Title Commentary: Brightness of the Night Sky Affects Loggerhead (Caretta caretta) Sea Turtle Hatchling Misorientation but Not Nest Site Selection Type Journal Article
Year 2020 Publication Frontiers in Marine Science Abbreviated Journal Front. Mar. Sci.
Volume 7 Issue Pages
Keywords Commentary; light pollution; sea turtles; light measurement; photometry; glare; sky quality meter
Abstract A Commentary on “Brightness of the Night Sky Affects Loggerhead (Caretta caretta) Sea Turtle Hatchling Misorientation but Not Nest Site Selection” by Stanley, T. R., White, J. M., Teel, S., and Nicholas, M. (2020). Front. Mar. Sci. 7:221. doi: 10.3389/fmars.2020.00221
Address UCLA Institute of the Environment and Sustainability, Los Angeles, CA, United States
Corporate Author Thesis
Publisher Frontiers Place of Publication Editor
Language English Summary Language English Original Title
Series Editor Series Title Abbreviated Series Title
Series Volume Series Issue Edition
ISSN 2296-7745 ISBN Medium
Area Expedition Conference

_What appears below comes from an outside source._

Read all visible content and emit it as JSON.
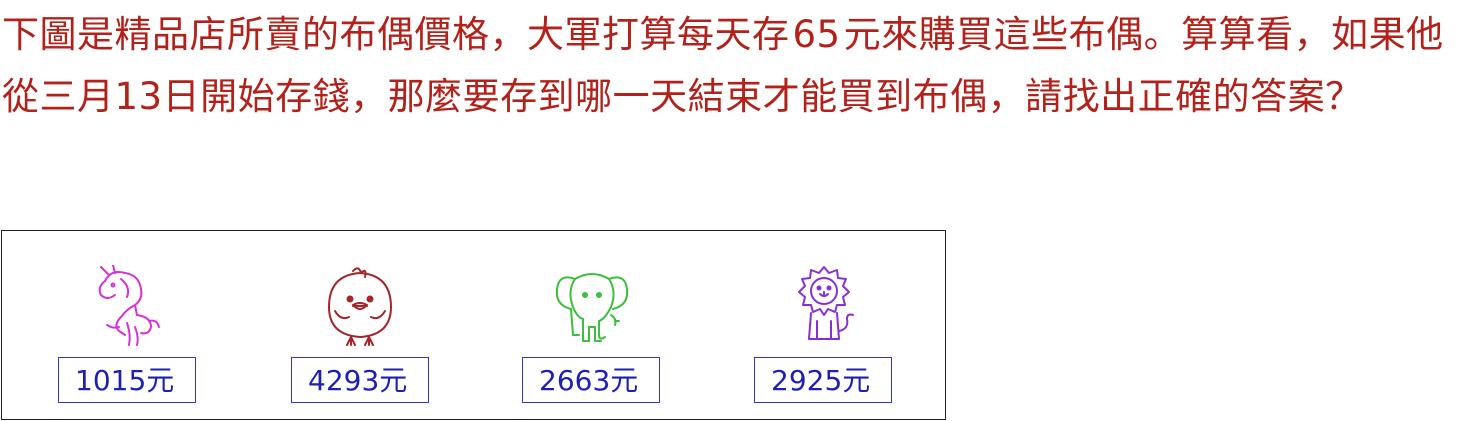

Notes Approved no
Call Number IDA @ john @ Serial (down) 3394
Permanent link to this record